• _Work to be completed_: Retype the listing exactly, with no images.

• _Material shown_:
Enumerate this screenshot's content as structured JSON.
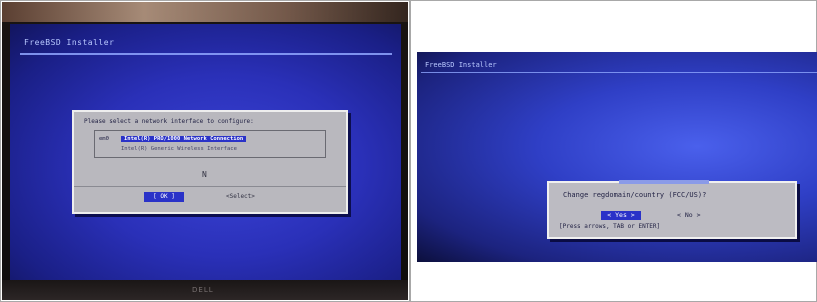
{
  "left_photo": {
    "installer_title": "FreeBSD Installer",
    "dialog": {
      "prompt": "Please select a network interface to configure:",
      "interfaces": [
        {
          "key": "em0",
          "description": "Intel(R) PRO/1000 Network Connection",
          "selected": true
        },
        {
          "key": "",
          "description": "Intel(R) Generic Wireless Interface",
          "selected": false
        }
      ],
      "cursor_char": "N",
      "ok_label": "[ OK ]",
      "select_label": "<Select>"
    },
    "bezel_brand": "DELL"
  },
  "right_photo": {
    "installer_title": "FreeBSD Installer",
    "dialog": {
      "question": "Change regdomain/country (FCC/US)?",
      "yes_label": "< Yes >",
      "no_label": "< No >",
      "hint": "[Press arrows, TAB or ENTER]"
    }
  },
  "colors": {
    "screen_blue": "#2a30b8",
    "dialog_gray": "#b9b8be",
    "selection_blue": "#2a32c8"
  }
}
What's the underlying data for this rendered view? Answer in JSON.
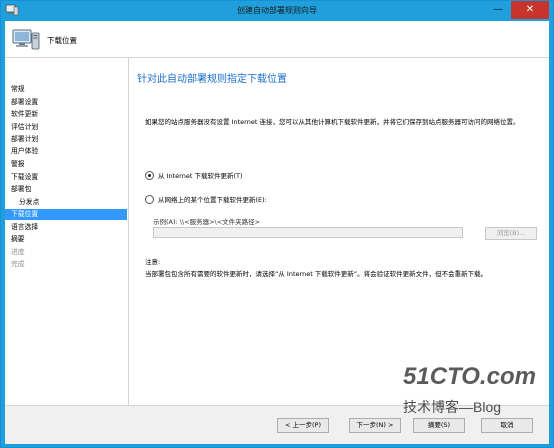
{
  "window": {
    "title": "创建自动部署规则向导",
    "minimize_glyph": "—",
    "close_glyph": "✕"
  },
  "header": {
    "title": "下载位置",
    "icon": "computer-icon"
  },
  "sidebar": {
    "items": [
      {
        "label": "常规",
        "state": "normal"
      },
      {
        "label": "部署设置",
        "state": "normal"
      },
      {
        "label": "软件更新",
        "state": "normal"
      },
      {
        "label": "评估计划",
        "state": "normal"
      },
      {
        "label": "部署计划",
        "state": "normal"
      },
      {
        "label": "用户体验",
        "state": "normal"
      },
      {
        "label": "警报",
        "state": "normal"
      },
      {
        "label": "下载设置",
        "state": "normal"
      },
      {
        "label": "部署包",
        "state": "normal"
      },
      {
        "label": "分发点",
        "state": "sub"
      },
      {
        "label": "下载位置",
        "state": "active"
      },
      {
        "label": "语言选择",
        "state": "normal"
      },
      {
        "label": "摘要",
        "state": "normal"
      },
      {
        "label": "进度",
        "state": "disabled"
      },
      {
        "label": "完成",
        "state": "disabled"
      }
    ]
  },
  "main": {
    "heading": "针对此自动部署规则指定下载位置",
    "description": "如果您的站点服务器没有设置 Internet 连接，您可以从其他计算机下载软件更新，并将它们保存到站点服务器可访问的网络位置。",
    "option_internet": "从 Internet 下载软件更新(T)",
    "option_network": "从网络上的某个位置下载软件更新(E):",
    "example": "示例(A): \\\\<服务器>\\<文件夹路径>",
    "path_value": "",
    "browse_label": "浏览(B)...",
    "note_label": "注意:",
    "note_text": "当部署包包含所有需要的软件更新时，请选择“从 Internet 下载软件更新”。将会验证软件更新文件，但不会重新下载。",
    "selected_option": "internet"
  },
  "footer": {
    "prev_label": "< 上一步(P)",
    "next_label": "下一步(N) >",
    "summary_label": "摘要(S)",
    "cancel_label": "取消"
  },
  "watermark": {
    "site": "51CTO.com",
    "blog": "技术博客—Blog"
  },
  "colors": {
    "accent": "#1c6fc8",
    "selection": "#3399ff",
    "titlebar": "#1fa0dc",
    "close": "#c7342c"
  }
}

• _Task output_:
Enumerate this screenshot's content as structured JSON.
{
  "left_photo": {
    "installer_title": "FreeBSD Installer",
    "dialog": {
      "prompt": "Please select a network interface to configure:",
      "interfaces": [
        {
          "key": "em0",
          "description": "Intel(R) PRO/1000 Network Connection",
          "selected": true
        },
        {
          "key": "",
          "description": "Intel(R) Generic Wireless Interface",
          "selected": false
        }
      ],
      "cursor_char": "N",
      "ok_label": "[ OK ]",
      "select_label": "<Select>"
    },
    "bezel_brand": "DELL"
  },
  "right_photo": {
    "installer_title": "FreeBSD Installer",
    "dialog": {
      "question": "Change regdomain/country (FCC/US)?",
      "yes_label": "< Yes >",
      "no_label": "< No >",
      "hint": "[Press arrows, TAB or ENTER]"
    }
  },
  "colors": {
    "screen_blue": "#2a30b8",
    "dialog_gray": "#b9b8be",
    "selection_blue": "#2a32c8"
  }
}
What's the underlying data for this rendered view? Answer in JSON.
{
  "window": {
    "title": "创建自动部署规则向导",
    "minimize_glyph": "—",
    "close_glyph": "✕"
  },
  "header": {
    "title": "下载位置",
    "icon": "computer-icon"
  },
  "sidebar": {
    "items": [
      {
        "label": "常规",
        "state": "normal"
      },
      {
        "label": "部署设置",
        "state": "normal"
      },
      {
        "label": "软件更新",
        "state": "normal"
      },
      {
        "label": "评估计划",
        "state": "normal"
      },
      {
        "label": "部署计划",
        "state": "normal"
      },
      {
        "label": "用户体验",
        "state": "normal"
      },
      {
        "label": "警报",
        "state": "normal"
      },
      {
        "label": "下载设置",
        "state": "normal"
      },
      {
        "label": "部署包",
        "state": "normal"
      },
      {
        "label": "分发点",
        "state": "sub"
      },
      {
        "label": "下载位置",
        "state": "active"
      },
      {
        "label": "语言选择",
        "state": "normal"
      },
      {
        "label": "摘要",
        "state": "normal"
      },
      {
        "label": "进度",
        "state": "disabled"
      },
      {
        "label": "完成",
        "state": "disabled"
      }
    ]
  },
  "main": {
    "heading": "针对此自动部署规则指定下载位置",
    "description": "如果您的站点服务器没有设置 Internet 连接，您可以从其他计算机下载软件更新，并将它们保存到站点服务器可访问的网络位置。",
    "option_internet": "从 Internet 下载软件更新(T)",
    "option_network": "从网络上的某个位置下载软件更新(E):",
    "example": "示例(A): \\\\<服务器>\\<文件夹路径>",
    "path_value": "",
    "browse_label": "浏览(B)...",
    "note_label": "注意:",
    "note_text": "当部署包包含所有需要的软件更新时，请选择“从 Internet 下载软件更新”。将会验证软件更新文件，但不会重新下载。",
    "selected_option": "internet"
  },
  "footer": {
    "prev_label": "< 上一步(P)",
    "next_label": "下一步(N) >",
    "summary_label": "摘要(S)",
    "cancel_label": "取消"
  },
  "watermark": {
    "site": "51CTO.com",
    "blog": "技术博客—Blog"
  },
  "colors": {
    "accent": "#1c6fc8",
    "selection": "#3399ff",
    "titlebar": "#1fa0dc",
    "close": "#c7342c"
  }
}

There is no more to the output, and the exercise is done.